Court Rules Frozen Embryos Are Marital Property, Can Be Destroyed In Divorce Case

Reversing a lower court decision on a divorce case, the Connecticut Supreme Court ruled that previously frozen embryos are considered marital property and can be destroyed, according to the Hartford Courant.

The court decided that a contract made between the couple, Jessica Bilbao and Timothy R. Goodwin, and the University of Connecticut School of Medicine's Center for Advanced Reproductive Services to have their frozen embryos destroyed in the event of a divorce was enforceable.

Bilbao and Goodwin did have one child through embryo implantation.

In the midst of the couple's divorce in 2016, Goodwin claimed the embryos should be allowed to remain viable in case the couple got back together and decided to have a child. Failing that, Goodwin said he wanted the embryos donated to another couple.

Ruling that the agreement was invalid and unenforceable, the lower court awarded the embryos to Bilbao. That decision was appealed by Goodwin, who said he sought to "preserve the pre-embryos because they are human beings."

"One party wants the embryo destroyed and the other doesn't, and I'm just suggesting that if we're going to be using any kind of legal balancing test, that we err on the side of life and not on the side of death," said Goodwin's attorney Joseph P. Secola during the appeal hearing.

Bilbao's attorney, Scott Garosshen, told the Supreme Court that Bilbao's rights would be violated if Goodwin were awarded the embryos.

"The right to avoid procreation is just as important of a constitutional right," Garosshen said, reported WNPR.

in vitro fertililzation
Some anti-abortion activists are protesting the destruction of human embryos created by in vitro fertilization. Getty

The court ruled only on the agreement and not whether the frozen embryos, referred to as "pre-embryos" in the ruling, were actually human beings. What to do in a similar situation without such an agreement was also not ruled upon.

"We do not decide what a court must do in the absence of an enforceable agreement," said the court. "For example, we leave for another day whether, in the absence of an enforceable agreement, balancing or contemporaneous mutual consent is the appropriate approach, and what the details of such an approach would be."
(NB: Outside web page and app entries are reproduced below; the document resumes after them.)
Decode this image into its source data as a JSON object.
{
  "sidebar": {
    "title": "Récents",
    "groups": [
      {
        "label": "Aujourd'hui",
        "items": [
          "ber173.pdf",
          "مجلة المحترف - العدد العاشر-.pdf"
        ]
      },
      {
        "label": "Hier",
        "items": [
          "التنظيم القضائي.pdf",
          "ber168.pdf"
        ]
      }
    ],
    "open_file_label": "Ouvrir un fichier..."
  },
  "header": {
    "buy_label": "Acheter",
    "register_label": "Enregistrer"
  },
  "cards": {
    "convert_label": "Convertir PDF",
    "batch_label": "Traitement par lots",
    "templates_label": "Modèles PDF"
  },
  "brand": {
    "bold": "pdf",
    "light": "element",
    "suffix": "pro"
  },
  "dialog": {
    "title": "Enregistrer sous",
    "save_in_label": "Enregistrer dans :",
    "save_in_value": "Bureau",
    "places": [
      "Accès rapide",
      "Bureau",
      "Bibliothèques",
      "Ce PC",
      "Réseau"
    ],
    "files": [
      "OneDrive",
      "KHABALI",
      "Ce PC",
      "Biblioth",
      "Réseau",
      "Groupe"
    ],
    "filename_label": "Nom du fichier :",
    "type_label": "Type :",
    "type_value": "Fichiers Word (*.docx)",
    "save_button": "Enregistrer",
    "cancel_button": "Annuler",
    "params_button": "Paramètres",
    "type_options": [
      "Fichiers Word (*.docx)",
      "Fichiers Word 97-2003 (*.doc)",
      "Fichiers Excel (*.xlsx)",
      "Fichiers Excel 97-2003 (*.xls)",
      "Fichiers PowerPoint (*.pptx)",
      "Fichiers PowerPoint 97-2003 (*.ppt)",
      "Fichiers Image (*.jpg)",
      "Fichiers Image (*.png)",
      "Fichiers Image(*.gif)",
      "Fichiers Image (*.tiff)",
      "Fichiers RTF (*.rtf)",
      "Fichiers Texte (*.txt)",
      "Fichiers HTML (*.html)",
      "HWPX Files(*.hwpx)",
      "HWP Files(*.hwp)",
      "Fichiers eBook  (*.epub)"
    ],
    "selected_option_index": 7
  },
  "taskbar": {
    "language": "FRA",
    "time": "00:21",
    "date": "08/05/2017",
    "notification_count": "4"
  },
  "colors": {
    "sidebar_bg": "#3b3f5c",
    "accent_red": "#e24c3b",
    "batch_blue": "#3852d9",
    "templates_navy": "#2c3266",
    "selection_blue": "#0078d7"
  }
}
Embryos created through in vitro fertilization (IVF) and stored for later implantation have received attention through the form of anti-abortion protests. Some activists feel that discarding an embryo or donating it for research is the same thing as abortion, believing that life begins at conception.

"Even within the anti-choice community, the sanctification of the embryo is far from the mainstream view," said Sean Tipton, spokesman for the American Society for Reproductive Medicine in The Chicago Tribune. "I find it very difficult to follow the logic of groups that purport to be for life objecting to medical facilities whose mission is to help families have babies."

What happens to frozen embryos after a couple splits up continues to be a matter brought before the courts.

According to, Modern Family star Sofia Vergara and her ex-fiancé, Nicholas Loeb employed the services of the ART Reproductive Center in Beverly Hills, California to create two viable embryos for IVF. Both parties signed an agreement that said one person could not use the embryos without the written consent of the other.

Loeb attempted to obtain the embryos after he and Vergara broke up. Vergara claimed that would constitute a violation of the agreement. Loeb dismissed the motion, but other aspects of the case are still in courts.